Spotlight on Xiaoying Li

Xiaoying Li grew up in a coastal town in the eastern side of Shandong province in China. The warm coastal air was clean, with little-to-no pollution. But when Li moved to the colder and more northern city of Changchun to attend Jilin University, one of the top research institutions in the country, she was confronted with heavy air pollution.

Xiaoying poses in China. with an air quality monitor that measures fine particulate matter in the air.

In Changchun, winters are long, dry, windy and cold, so residents in rural areas burn coal to heat their homes and stay warm. Burning coal releases fine particulate matter, known as PM2.5, into the atmosphere and causes haze. Li began to wonder why the air pollution was so heavy, and how to solve it.

She pursued this question further as a PhD student at Peking University in Beijing. There she collected air quality samples for over a year and analyzed the data to find out what was causing the most PM2.5 in the city and looked at possible health impacts. She found that coal combustion and vehicle exhaust were the two largest primary sources to PM2.5.

Over the five years she lived in Beijing, she thinks that air quality improved. “There are a many actions by the government in China to reduce overall PM2.5 in Beijing,” she said. “The government has a policy that encourages people to heat their home by electricity and natural gas instead of burning coal, they are also moving big factories outside of the city, and regulating the amount of cars allowed on the road,” she added.

Xiaoyling traveling with friends to monitor air quality.

While finishing her thesis, she met Assistant Professor Ellison Carter.

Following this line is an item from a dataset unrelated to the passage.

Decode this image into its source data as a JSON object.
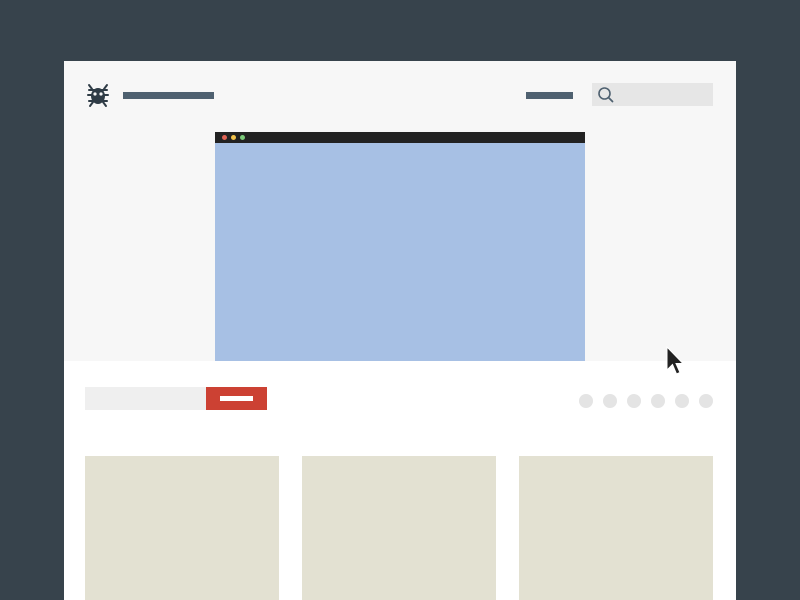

The two hit it off and soon agreed to collaborate on a new and currently ongoing project looking at indoor and outdoor air quality in rural China. The study will look at how PM2.5 concentrations change over time, and the health impacts of these changes during China’s roll out of the policy to encourage people to use electricity and natural gas instead of coal for heating and cooking in these villages. For her part, Li will be collecting PM2.5 samples in indoor and outdoor. She will then bring the samples from China to the Energy Institute to analyze them. The hypothesis now is that both indoor and outdoor air quality will improve with the transfer from coal to electricity and natural gas.

Li has only been in Fort Collins for about three months, but she’s enjoying it so far. “I think it is a great small town. I like all the sun, and people are really nice here,” she said of her experience thus far adding that the air is really clean here.